What needs to be done: Everything except the pictures should be printed exactly as it appears in the records.

═══ Information

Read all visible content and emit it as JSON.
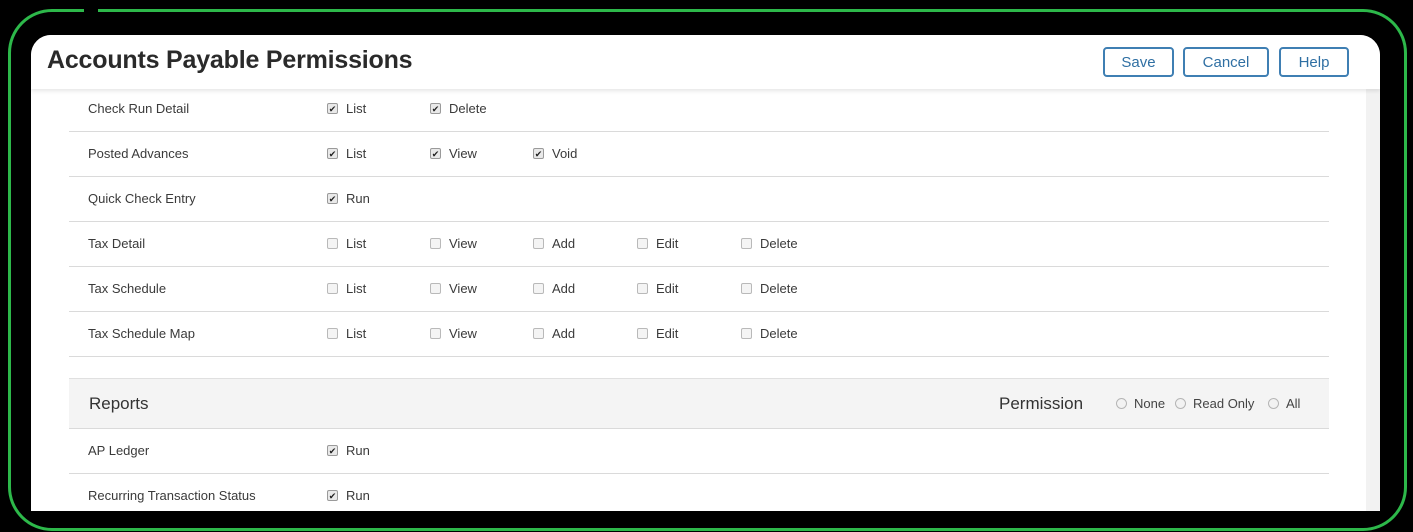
{
  "header": {
    "title": "Accounts Payable Permissions",
    "save_label": "Save",
    "cancel_label": "Cancel",
    "help_label": "Help"
  },
  "rows": [
    {
      "label": "Check Run Detail",
      "perms": [
        {
          "label": "List",
          "checked": true
        },
        {
          "label": "Delete",
          "checked": true
        }
      ]
    },
    {
      "label": "Posted Advances",
      "perms": [
        {
          "label": "List",
          "checked": true
        },
        {
          "label": "View",
          "checked": true
        },
        {
          "label": "Void",
          "checked": true
        }
      ]
    },
    {
      "label": "Quick Check Entry",
      "perms": [
        {
          "label": "Run",
          "checked": true
        }
      ]
    },
    {
      "label": "Tax Detail",
      "perms": [
        {
          "label": "List",
          "checked": false
        },
        {
          "label": "View",
          "checked": false
        },
        {
          "label": "Add",
          "checked": false
        },
        {
          "label": "Edit",
          "checked": false
        },
        {
          "label": "Delete",
          "checked": false
        }
      ]
    },
    {
      "label": "Tax Schedule",
      "perms": [
        {
          "label": "List",
          "checked": false
        },
        {
          "label": "View",
          "checked": false
        },
        {
          "label": "Add",
          "checked": false
        },
        {
          "label": "Edit",
          "checked": false
        },
        {
          "label": "Delete",
          "checked": false
        }
      ]
    },
    {
      "label": "Tax Schedule Map",
      "perms": [
        {
          "label": "List",
          "checked": false
        },
        {
          "label": "View",
          "checked": false
        },
        {
          "label": "Add",
          "checked": false
        },
        {
          "label": "Edit",
          "checked": false
        },
        {
          "label": "Delete",
          "checked": false
        }
      ]
    }
  ],
  "reports": {
    "title": "Reports",
    "permission_label": "Permission",
    "options": [
      "None",
      "Read Only",
      "All"
    ],
    "rows": [
      {
        "label": "AP Ledger",
        "perms": [
          {
            "label": "Run",
            "checked": true
          }
        ]
      },
      {
        "label": "Recurring Transaction Status",
        "perms": [
          {
            "label": "Run",
            "checked": true
          }
        ]
      }
    ]
  },
  "colors": {
    "frame": "#2db84a",
    "button_border": "#3f7fb3",
    "button_text": "#2f6fa3",
    "section_bg": "#f4f4f4"
  }
}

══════

Response:
Read all visible content and emit it as JSON.
{
  "header": {
    "title": "Accounts Payable Permissions",
    "save_label": "Save",
    "cancel_label": "Cancel",
    "help_label": "Help"
  },
  "rows": [
    {
      "label": "Check Run Detail",
      "perms": [
        {
          "label": "List",
          "checked": true
        },
        {
          "label": "Delete",
          "checked": true
        }
      ]
    },
    {
      "label": "Posted Advances",
      "perms": [
        {
          "label": "List",
          "checked": true
        },
        {
          "label": "View",
          "checked": true
        },
        {
          "label": "Void",
          "checked": true
        }
      ]
    },
    {
      "label": "Quick Check Entry",
      "perms": [
        {
          "label": "Run",
          "checked": true
        }
      ]
    },
    {
      "label": "Tax Detail",
      "perms": [
        {
          "label": "List",
          "checked": false
        },
        {
          "label": "View",
          "checked": false
        },
        {
          "label": "Add",
          "checked": false
        },
        {
          "label": "Edit",
          "checked": false
        },
        {
          "label": "Delete",
          "checked": false
        }
      ]
    },
    {
      "label": "Tax Schedule",
      "perms": [
        {
          "label": "List",
          "checked": false
        },
        {
          "label": "View",
          "checked": false
        },
        {
          "label": "Add",
          "checked": false
        },
        {
          "label": "Edit",
          "checked": false
        },
        {
          "label": "Delete",
          "checked": false
        }
      ]
    },
    {
      "label": "Tax Schedule Map",
      "perms": [
        {
          "label": "List",
          "checked": false
        },
        {
          "label": "View",
          "checked": false
        },
        {
          "label": "Add",
          "checked": false
        },
        {
          "label": "Edit",
          "checked": false
        },
        {
          "label": "Delete",
          "checked": false
        }
      ]
    }
  ],
  "reports": {
    "title": "Reports",
    "permission_label": "Permission",
    "options": [
      "None",
      "Read Only",
      "All"
    ],
    "rows": [
      {
        "label": "AP Ledger",
        "perms": [
          {
            "label": "Run",
            "checked": true
          }
        ]
      },
      {
        "label": "Recurring Transaction Status",
        "perms": [
          {
            "label": "Run",
            "checked": true
          }
        ]
      }
    ]
  },
  "colors": {
    "frame": "#2db84a",
    "button_border": "#3f7fb3",
    "button_text": "#2f6fa3",
    "section_bg": "#f4f4f4"
  }
}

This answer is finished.